Driver's reliance on Smith v. Hooey, 1968, 393 U.S. 374, 89 S.Ct. 575, 21 L.Ed. 2d 607, is misplaced. In Smith, a criminal defendant remained in a federal penitentiary for six years while a state refused to bring him to trial on a state offense, despite numerous requests by the defendant, and the Supreme Court declared that Smith's Sixth Amendment/Fourteenth Amendment right to a speedy trial had been violated. It is true, as Driver argues, that the fact that one sovereign authority has custody of a defendant does not obviate the requirement that another sovereign authority seek a speedy trial of the defendant on an offense to its own laws. Thus, the fact that Georgia had custody of Driver from December, 1967, to April, 1968, when he escaped from the state penitentiary, does not automatically relieve the federal government of its responsibility to seek a speedy trial for Driver in the Middle District of Florida. However, that period of time amounts to some five months. Prior to his arrest on state charges in Georgia, Driver made no request for speedier action, nor did he lodge any complaint that possible prejudice might result from any delay. Following his escape from state custody, the passage of time was entirely attributable to an inability to locate Driver and, once located, to reprocessing and returning him to Florida
"a() Defendant's Statements; Reports of Examinations and Tests; Defendant's Grand Jury Testimony.

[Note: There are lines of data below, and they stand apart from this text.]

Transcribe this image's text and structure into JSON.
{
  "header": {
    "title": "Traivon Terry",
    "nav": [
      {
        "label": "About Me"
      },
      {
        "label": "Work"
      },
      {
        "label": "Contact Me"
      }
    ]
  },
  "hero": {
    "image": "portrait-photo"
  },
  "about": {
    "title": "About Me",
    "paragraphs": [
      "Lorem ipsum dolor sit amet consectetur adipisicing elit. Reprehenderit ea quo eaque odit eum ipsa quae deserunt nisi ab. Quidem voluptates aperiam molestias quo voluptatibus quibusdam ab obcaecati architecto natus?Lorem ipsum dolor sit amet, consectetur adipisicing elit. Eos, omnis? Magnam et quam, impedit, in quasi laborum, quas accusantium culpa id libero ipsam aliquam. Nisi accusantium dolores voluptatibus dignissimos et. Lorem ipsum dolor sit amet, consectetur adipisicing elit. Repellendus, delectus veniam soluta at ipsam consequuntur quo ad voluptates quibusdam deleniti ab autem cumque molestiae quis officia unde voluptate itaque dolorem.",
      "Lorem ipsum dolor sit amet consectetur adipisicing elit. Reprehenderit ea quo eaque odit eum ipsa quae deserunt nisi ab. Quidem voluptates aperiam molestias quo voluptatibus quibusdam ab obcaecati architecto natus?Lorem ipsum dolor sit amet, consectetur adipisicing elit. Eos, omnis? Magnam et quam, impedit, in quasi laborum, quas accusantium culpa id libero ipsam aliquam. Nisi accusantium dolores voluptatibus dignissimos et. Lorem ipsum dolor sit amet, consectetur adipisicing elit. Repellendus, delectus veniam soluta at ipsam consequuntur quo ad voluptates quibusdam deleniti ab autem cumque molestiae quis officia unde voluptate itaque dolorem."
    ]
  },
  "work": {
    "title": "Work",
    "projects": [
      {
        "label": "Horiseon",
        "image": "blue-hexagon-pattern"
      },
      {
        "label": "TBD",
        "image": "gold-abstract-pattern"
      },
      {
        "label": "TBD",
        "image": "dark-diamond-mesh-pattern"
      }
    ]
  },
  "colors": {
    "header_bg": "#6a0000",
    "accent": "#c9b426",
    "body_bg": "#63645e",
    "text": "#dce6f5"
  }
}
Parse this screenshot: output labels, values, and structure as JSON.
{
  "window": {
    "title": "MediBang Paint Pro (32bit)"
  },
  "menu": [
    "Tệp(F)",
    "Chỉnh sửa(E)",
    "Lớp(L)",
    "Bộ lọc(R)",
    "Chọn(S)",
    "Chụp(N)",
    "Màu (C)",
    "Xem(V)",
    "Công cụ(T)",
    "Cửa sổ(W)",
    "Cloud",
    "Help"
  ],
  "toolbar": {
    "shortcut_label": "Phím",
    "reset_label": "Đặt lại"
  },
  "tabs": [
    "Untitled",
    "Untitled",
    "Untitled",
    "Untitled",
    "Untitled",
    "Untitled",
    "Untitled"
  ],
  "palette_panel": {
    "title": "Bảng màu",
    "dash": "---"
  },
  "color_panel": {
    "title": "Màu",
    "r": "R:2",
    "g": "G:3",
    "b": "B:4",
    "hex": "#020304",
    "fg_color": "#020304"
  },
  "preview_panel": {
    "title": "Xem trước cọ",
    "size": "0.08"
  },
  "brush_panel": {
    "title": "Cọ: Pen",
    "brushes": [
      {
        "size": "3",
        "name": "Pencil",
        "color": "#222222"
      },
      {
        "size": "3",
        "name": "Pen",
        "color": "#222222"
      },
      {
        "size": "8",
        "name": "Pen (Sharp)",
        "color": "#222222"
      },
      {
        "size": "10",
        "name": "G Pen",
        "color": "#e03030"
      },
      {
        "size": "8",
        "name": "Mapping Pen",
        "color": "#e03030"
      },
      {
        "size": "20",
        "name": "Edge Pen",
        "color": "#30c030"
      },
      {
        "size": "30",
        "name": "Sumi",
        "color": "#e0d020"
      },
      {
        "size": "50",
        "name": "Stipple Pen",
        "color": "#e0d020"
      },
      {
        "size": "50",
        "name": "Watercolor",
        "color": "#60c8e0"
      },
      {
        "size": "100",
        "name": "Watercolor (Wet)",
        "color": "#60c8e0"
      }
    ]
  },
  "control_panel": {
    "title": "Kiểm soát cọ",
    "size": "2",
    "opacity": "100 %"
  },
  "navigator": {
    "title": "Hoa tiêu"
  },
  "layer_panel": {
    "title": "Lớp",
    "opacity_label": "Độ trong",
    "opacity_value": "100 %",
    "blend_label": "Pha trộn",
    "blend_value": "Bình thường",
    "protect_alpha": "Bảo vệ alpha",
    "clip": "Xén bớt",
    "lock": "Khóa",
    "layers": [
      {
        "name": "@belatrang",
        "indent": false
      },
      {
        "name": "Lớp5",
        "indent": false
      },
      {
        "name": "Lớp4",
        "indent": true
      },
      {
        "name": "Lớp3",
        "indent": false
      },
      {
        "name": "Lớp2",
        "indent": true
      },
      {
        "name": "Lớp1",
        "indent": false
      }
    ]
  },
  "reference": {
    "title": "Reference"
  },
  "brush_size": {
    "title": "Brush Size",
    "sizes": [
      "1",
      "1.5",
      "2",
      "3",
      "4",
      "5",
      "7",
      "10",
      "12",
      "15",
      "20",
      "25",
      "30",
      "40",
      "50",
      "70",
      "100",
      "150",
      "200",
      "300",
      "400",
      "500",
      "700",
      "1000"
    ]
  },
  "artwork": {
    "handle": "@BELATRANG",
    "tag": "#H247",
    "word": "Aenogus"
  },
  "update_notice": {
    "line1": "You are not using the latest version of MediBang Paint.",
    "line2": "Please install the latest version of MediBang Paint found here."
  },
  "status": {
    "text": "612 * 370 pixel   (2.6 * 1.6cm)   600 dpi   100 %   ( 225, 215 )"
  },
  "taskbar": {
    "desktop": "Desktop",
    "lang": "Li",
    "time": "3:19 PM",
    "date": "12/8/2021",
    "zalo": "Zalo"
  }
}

Upon motion of a defendant the court may order the attorney for the government to permit the defendant to inspect and copy or photograph any relevant (1) written or recorded statements or confessions made by the defendant, or copies thereof, within the possession, custody or control of the government, the existence of which is known, or by the exercise of due diligence may become known, to the attorney for the government, (2) results or reports of physical or mental examinations, and of scientific tests or experiments made in connection with the particular case, or copies thereof, within the possession, custody or control of the government, the existence of which is known, or by the exercise of due diligence may become known, to the attorney for the government, and (3) recorded testimony of the defendant before a grand jury
(b) Other Books, Papers, Documents, Tangible Objects or Places. Upon motion of a defendant the court may order the attorney for the government to permit the defendant to inspect and copy or photograph books, papers, documents, tangible objects, buildings or places, or copies or portions thereof, which are within the possession, custody or control of the government, upon a showing of materiality to the preparation of his defense and that the request is reasonable. Except as provided in subdivision (a) (2), this rule does not authorize the discovery or inspection of reports, memoranda, or other internal government documents made by government agents in connection with the investigation or prosecution of the case, or of statements made by government witnesses or prospective government witnesses (other than the defendant) to agents of the government except as provided in 18 U.S.C. Sec. 3500.
(c) Discovery by the Government. If the court grants relief sought by the defendant under subdivision (a) (2) or subdivision (b) of this rule, it may, upon motion of the government, condition its order by requiring that the defendant permit the government to inspect and copy or photograph scientific or medical reports, books, papers, documents, tangible objects, or copies or portions thereof, which the defendant intends to produce at the trial and which are within his possession, custody or control, upon a showing of materiality to the preparation of the government's case and that the request is reasonable. Except as to scientific or medical reports, this subdivision does not authorize the discovery or inspection of reports, memoranda, or other internal defense documents made by the defendant, or his attorneys or agents in connection with the investigation or defense of the case, or of statements made by the defendant, or by government or defense witnesses, or by prospective government or defense witnesses, to the defendant, his agents or attorneys."
F.R.Crim.Pro. 16(a), (b), and (c).